Mali militants say French hostage Gilberto Rodrigues Leal 'is dead'

Image of Gilberto Rodrigues Leal in November 2012 released by Mauritanian news website Alakhbar and provided by Mujao.
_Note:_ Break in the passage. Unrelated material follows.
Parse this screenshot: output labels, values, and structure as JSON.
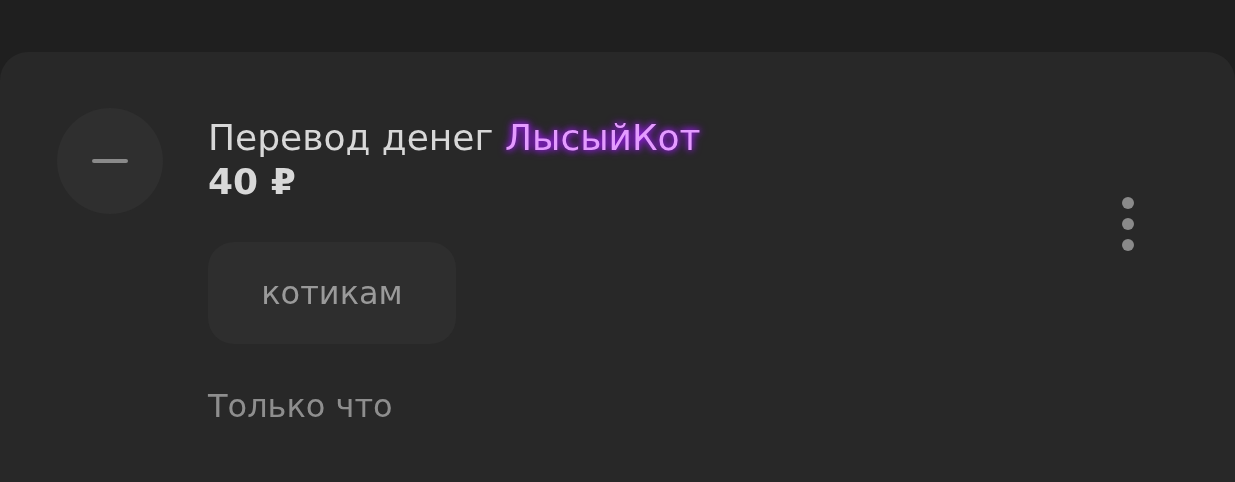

This image of Gilberto Rodrigues Leal was provided by Mujao shortly after his kidnap

Islamist militants in Mali say a French hostage who has been held captive since 2012 is dead.
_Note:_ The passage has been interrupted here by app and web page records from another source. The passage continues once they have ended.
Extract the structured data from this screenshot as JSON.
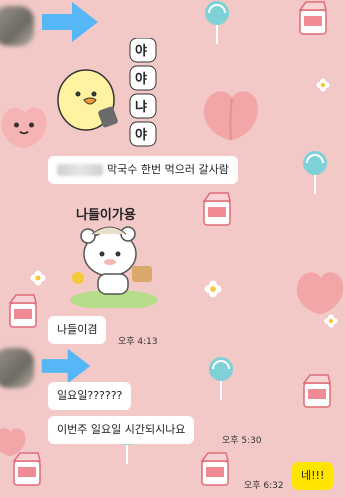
{
  "colors": {
    "background": "#f3c9c7",
    "my_bubble": "#fee500",
    "bubble": "#ffffff"
  },
  "messages": [
    {
      "sender": "other",
      "text": "막국수 한번 먹으러 갈사람"
    },
    {
      "sender": "other",
      "type": "sticker",
      "sticker_text": "나들이가용"
    },
    {
      "sender": "other",
      "text": "나들이겸",
      "time": "오후 4:13"
    },
    {
      "sender": "other",
      "text": "일요일??????"
    },
    {
      "sender": "other",
      "text": "이번주 일요일 시간되시나요",
      "time": "오후 5:30"
    },
    {
      "sender": "me",
      "text": "네!!!",
      "time": "오후 6:32"
    }
  ],
  "stickers": {
    "duck_labels": [
      "야",
      "야",
      "냐",
      "야"
    ]
  },
  "icons": [
    "avatar",
    "arrow-icon",
    "duck-sticker",
    "bear-sticker",
    "peach-icon",
    "milk-carton-icon",
    "lollipop-icon",
    "flower-icon"
  ]
}
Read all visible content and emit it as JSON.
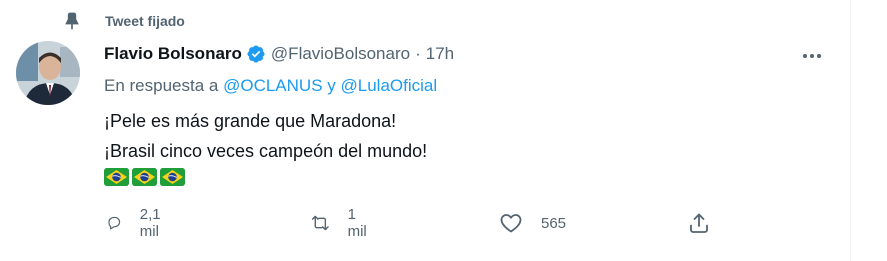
{
  "pinned": {
    "label": "Tweet fijado",
    "icon": "pin-icon"
  },
  "author": {
    "display_name": "Flavio Bolsonaro",
    "handle": "@FlavioBolsonaro",
    "separator": "·",
    "time": "17h",
    "verified_icon": "verified-badge-icon"
  },
  "reply": {
    "prefix": "En respuesta a",
    "mention1": "@OCLANUS",
    "conjunction": "y",
    "mention2": "@LulaOficial"
  },
  "text": {
    "line1": "¡Pele es más grande que Maradona!",
    "line2": "¡Brasil cinco veces campeón del mundo!",
    "emoji": [
      "brazil-flag",
      "brazil-flag",
      "brazil-flag"
    ]
  },
  "actions": {
    "reply_count": "2,1 mil",
    "retweet_count": "1 mil",
    "like_count": "565"
  },
  "colors": {
    "text": "#0f1419",
    "secondary": "#536471",
    "link": "#1d9bf0",
    "border": "#eff3f4"
  }
}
The group, linked to al-Qaeda, told the French AFP news agency that Gilberto Rodrigues Leal "is dead, because France is our enemy".

So far there has been no official confirmation of the 62-year-old's death.
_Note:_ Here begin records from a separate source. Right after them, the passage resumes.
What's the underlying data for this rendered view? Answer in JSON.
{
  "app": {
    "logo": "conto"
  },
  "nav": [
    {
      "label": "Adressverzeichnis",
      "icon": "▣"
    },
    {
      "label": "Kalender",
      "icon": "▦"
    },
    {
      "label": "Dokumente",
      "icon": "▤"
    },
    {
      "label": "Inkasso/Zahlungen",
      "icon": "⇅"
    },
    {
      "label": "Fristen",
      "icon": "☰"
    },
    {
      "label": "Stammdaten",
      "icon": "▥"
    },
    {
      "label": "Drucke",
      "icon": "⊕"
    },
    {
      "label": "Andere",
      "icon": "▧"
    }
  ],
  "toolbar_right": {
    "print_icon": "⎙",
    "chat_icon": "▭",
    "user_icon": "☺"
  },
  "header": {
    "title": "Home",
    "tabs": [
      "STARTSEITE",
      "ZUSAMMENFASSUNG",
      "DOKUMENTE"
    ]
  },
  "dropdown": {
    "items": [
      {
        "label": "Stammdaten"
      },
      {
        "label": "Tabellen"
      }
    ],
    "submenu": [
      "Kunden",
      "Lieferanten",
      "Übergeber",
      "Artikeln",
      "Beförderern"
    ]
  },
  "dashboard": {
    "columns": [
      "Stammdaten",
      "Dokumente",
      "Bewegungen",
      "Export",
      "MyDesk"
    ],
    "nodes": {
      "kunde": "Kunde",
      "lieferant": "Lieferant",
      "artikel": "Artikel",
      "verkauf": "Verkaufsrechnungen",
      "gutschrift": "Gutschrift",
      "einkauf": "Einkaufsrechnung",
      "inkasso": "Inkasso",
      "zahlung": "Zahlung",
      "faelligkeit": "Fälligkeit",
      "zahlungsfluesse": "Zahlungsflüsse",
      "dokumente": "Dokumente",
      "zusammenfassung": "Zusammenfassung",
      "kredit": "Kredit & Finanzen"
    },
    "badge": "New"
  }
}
Last week, French troops in Mali freed five aid workers kidnapped in the north of the country in February.

The report of Mr Rodrigues Leal's death came in a brief phone call from Yoro Abdoul Salam, a spokesman for the Mujao Islamist militant group, AFP said.

He gave no details on the date or circumstances and when asked for evidence, he said "in the name of Allah, he is dead" before hanging up.

The office of French President Francois Hollande said Mr Rodrigues Leal probably died several weeks ago because of abusive treatment by his captors.

A statement said France would "do all to uncover the truth... and will not leave this unpunished".

The French foreign ministry said that the statement from Mujao "responsible for his kidnapping, leads us unfortunately to believe today that Mr Rodrigues Leal is probably dead, even though no material proof can allow us to confirm it".

On Sunday, French Foreign Minister Laurent Fabius had said he was "extremely worried" about Mr Rodrigues Leal.

"We haven't had any news for a long time. We are in contact with the family but we are extremely worried," he said.

Mr Rodrigues Leal was kidnapped in November 2012 by armed men near the western town of Kayes as he was driving a camper van from Mauritania.

Mali descended into chaos two years ago when a Tuareg rebellion in the north triggered a military coup.

This allowed Islamist militants to take over territory which they held for nearly a year until French and West African forces intervened.

More on This Story

The BBC is not responsible for the content of external Internet sites

More Africa stories


Features & Analysis

  • A resin model of a sculpture illustrating the WW1 Christmas Truce football matchChristmas truce

    How France has forgotten the WW1 enemies who shook hands

  • Woman thinkingWho? What? Why?

    The questions of 2014, answered succinctly

  • Banda Aceh in 2004 and 2014Then and now

    Images of transformation 10 years on from the Indian Ocean tsunami

  • JACK O'Connell Big break

    Why Jack O'Connell is the talk of Hollywood

Elsewhere on the BBC

  • Barn collectionFind of the century

    BBC Autos takes a look at the rusting car collection worth millions - discovered in a French barn


  • (File photo) A mother polar bear and two cubssThe Travel Show Watch

    From polar bear watching to crocodile conservation - highlights from 2014

BBC © 2014 The BBC is not responsible for the content of external sites. Read more.

This page is best viewed in an up-to-date web browser with style sheets (CSS) enabled. While you will be able to view the content of this page in your current browser, you will not be able to get the full visual experience. Please consider upgrading your browser software or enabling style sheets (CSS) if you are able to do so.